- Greenwood, M., & Simmons, J. (2004). A Stakeholder Approach to Ethical Human Resource Management. Business & Professional Ethics Journal, 23(3), 3-23. Retrieved February 3, 2021, from http://www.jstor.org/stable/27801346
- Greenwood, M.R. 2001. Community as a stakeholder: Focusing on corporate social and environmental reporting. Journal of Corporate Citizenship, 1(4): 31-45
- Greenwood, Michelle & Freeman, R.. (2011). Ethics and HRM. Business and Professional Ethics Journal. 30. 269-292. 10.5840/bpej2011303/413.
- Kaler, John. (2002). “Morality and Strategy in Stakeholder Identication.” Journal of Business Ethics 39(1): 91–99.
- Miles, Samantha, and Andrew L. Friedman. (2002). “Exploring the Social Construction of Stakeholder Management in the UK.” Oxford Brookes University Business School: Discussion Papers in Governance and Accountability No 02/008

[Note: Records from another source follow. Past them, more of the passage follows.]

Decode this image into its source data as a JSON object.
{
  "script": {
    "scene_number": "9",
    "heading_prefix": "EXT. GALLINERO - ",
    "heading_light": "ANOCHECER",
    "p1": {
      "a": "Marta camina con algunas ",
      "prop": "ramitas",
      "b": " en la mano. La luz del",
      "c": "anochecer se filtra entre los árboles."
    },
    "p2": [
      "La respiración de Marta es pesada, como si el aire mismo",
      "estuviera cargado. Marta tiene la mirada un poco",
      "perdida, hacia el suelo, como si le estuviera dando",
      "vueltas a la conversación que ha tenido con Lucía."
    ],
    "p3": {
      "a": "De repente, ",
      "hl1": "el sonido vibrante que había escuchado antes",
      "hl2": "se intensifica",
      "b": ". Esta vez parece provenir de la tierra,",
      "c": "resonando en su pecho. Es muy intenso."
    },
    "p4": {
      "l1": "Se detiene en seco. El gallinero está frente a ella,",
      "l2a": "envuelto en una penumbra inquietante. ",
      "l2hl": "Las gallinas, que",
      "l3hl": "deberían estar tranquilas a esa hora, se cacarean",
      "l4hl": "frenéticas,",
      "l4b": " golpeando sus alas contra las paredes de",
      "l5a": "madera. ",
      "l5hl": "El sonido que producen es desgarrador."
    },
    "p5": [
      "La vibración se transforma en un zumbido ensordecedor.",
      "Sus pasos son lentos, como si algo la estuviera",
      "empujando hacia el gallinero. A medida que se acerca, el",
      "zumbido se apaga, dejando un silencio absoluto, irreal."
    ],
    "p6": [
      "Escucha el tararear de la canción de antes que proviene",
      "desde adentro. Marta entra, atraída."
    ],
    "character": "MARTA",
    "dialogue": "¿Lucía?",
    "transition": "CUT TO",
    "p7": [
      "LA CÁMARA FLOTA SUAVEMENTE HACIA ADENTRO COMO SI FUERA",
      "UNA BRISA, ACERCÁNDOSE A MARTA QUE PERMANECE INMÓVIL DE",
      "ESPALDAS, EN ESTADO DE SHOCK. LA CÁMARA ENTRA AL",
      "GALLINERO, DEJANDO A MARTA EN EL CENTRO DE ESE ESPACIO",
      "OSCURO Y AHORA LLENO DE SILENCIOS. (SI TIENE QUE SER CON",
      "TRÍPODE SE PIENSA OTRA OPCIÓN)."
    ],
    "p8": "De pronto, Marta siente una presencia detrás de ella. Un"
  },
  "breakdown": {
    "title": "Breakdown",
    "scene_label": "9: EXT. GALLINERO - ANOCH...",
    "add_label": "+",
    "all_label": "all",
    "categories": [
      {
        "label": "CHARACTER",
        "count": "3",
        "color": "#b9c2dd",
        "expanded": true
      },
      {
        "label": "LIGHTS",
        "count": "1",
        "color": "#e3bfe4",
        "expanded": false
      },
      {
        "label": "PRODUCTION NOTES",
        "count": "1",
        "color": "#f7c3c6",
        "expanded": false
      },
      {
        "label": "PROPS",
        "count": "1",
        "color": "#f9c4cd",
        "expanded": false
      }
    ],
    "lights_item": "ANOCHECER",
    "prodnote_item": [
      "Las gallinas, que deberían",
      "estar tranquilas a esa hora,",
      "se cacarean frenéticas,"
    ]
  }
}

- Werhane, P. H., T. J. Radin, and N. E. Bowie. (2004). Employment and Employee Rights. Malden, MA: Blackwell Publishing.